To summarize: there is no ambiguity about the true original-language text of the Bible. It consists of the Hebrew Masoretic Old Testament and the Greek Textus Receptus New Testament.

Is the Bible anti-science and anti-scholarship?

This website endorses the Bible and also quotes from several books and research papers. At the same time, I reject some scientific theories and some scholarly theories about the Bible. So I need to clarify:-

I welcome all facts - scientific and scholarly facts included. No fact known to man contradicts the Bible. I reject speculation, even if it is scientific or scholarly. A lot of speculative theories disagree with the Bible. A few examples:-

  • The laws of physics (the conservation laws, the law of gravity, the laws of motion, the uncertainty principle, the law of radioactive decay, etc.) are examples of scientific facts. They have been and are being verified by thousands of experiments all over the world. They do not contradict the Bible.
  • The existence of archaeological artifacts is an example of scholarly fact. These artifacts can be seen not just on the internet, but in the museums of the world. As shown in the archaeology section, these artifacts confirm and complement the Bible.
  • When a scientist doing radioactive dating assumes that all the lead in a rock is radiogenic, he is indulging in scientific speculation.
  • When scholars insist that there were no domesticated camels in the Middle East before 1200 BC and therefore conclude that the Bible is not authentic (see Genesis 24:10), they are speculating. They were not present in the ancient Middle East. 
  • The greater similarity of the Biblical books Matthew, Mark and Luke to each other than to John is an example of fact. The "scholarly" term synoptic gospels has been applied to the first three.
  • When "higher critics" of the Bible claim that Matthew, Mark and Luke (three biographers of the Lord Jesus in the Bible) copied from a common "Q" source, they are speculating.
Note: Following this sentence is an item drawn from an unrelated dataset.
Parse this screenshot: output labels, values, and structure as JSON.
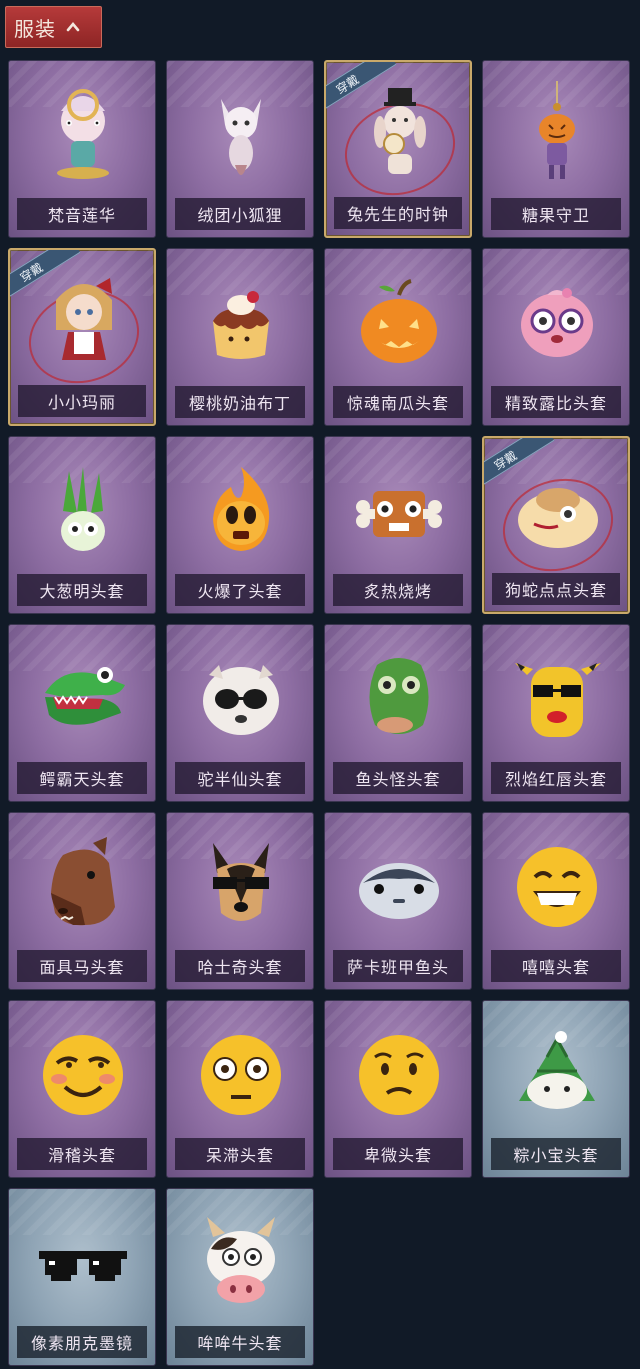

Atheistic theories of origins, such as the Big Bang theory and the theory of organic evolution are speculative, as are secular attempts to date the earth. Also see:

Are there many versions (translations) of the Bible today? Which is the correct one?

Not everyone speaks Hebrew and Greek - and the Bible is the message from the Creator - not a parochial book - so there is nothing sacrosanct in the original languages per se. So it is only fitting that the Bible is the most translated book in the world (in terms of number of languages). But this raises a question: What if people make translations that distort the Bible? After all, this is a free world - there's nothing to stop anyone from making a new translation of the Bible - keen businessmen will surely recognize a money making opportunity in translation, given that the Bible is the best selling book in the world.

The solution is unexpectedly simple:-
  • The original Bible consisting of the (see answer to previous question) Greek Textus Receptus and Hebrew Masoretic Text (as well as their English transliterations) are in the public domain
  • Hebrew-English and Greek-English dictionaries are also in the public domain
  • The King James Version of the English Bible follows the above two texts closely, and has served the English speaking world superbly for the last four centuries. If you speak English, you don't need to bother with anything else.
This website does not endorse the hundreds of English Bible versions that exist - most are out of use now, but new ones keep coming.

Thus: There is no ambiguity in the English text of the Bible. The KJV is suitable for everyday use, and when necessary, can be crosschecked with the Masoretic and Received Text.